START EXERCISE INPUTS

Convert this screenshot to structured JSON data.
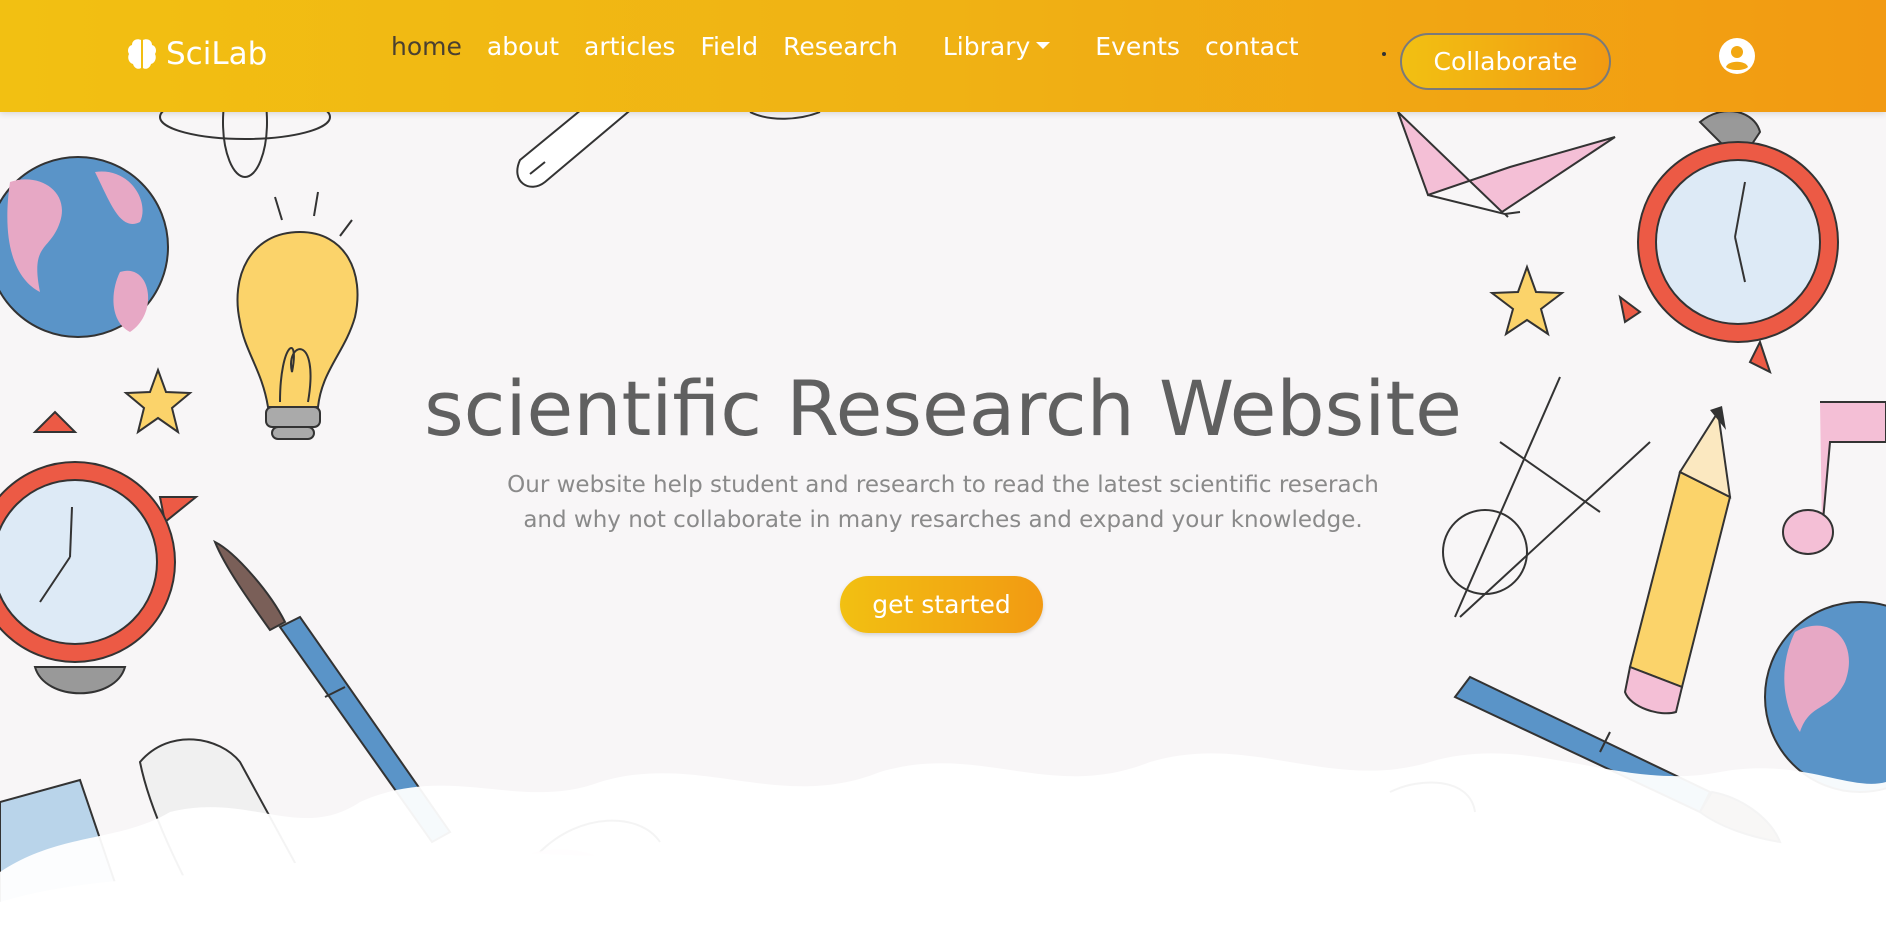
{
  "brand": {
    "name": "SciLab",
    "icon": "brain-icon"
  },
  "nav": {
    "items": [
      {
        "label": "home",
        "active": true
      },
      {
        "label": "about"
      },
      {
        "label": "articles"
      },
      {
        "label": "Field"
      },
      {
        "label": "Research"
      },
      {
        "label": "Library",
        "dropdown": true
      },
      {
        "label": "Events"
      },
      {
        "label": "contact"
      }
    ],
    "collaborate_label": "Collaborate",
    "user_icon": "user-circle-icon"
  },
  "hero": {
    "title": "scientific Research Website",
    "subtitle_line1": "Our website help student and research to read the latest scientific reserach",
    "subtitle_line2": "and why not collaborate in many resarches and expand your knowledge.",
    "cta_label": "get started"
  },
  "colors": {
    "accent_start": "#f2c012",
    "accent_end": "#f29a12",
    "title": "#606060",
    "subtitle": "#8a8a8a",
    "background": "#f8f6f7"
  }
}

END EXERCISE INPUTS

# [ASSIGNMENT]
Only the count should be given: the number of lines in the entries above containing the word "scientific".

# [RESPONSE TO THE TASK]
2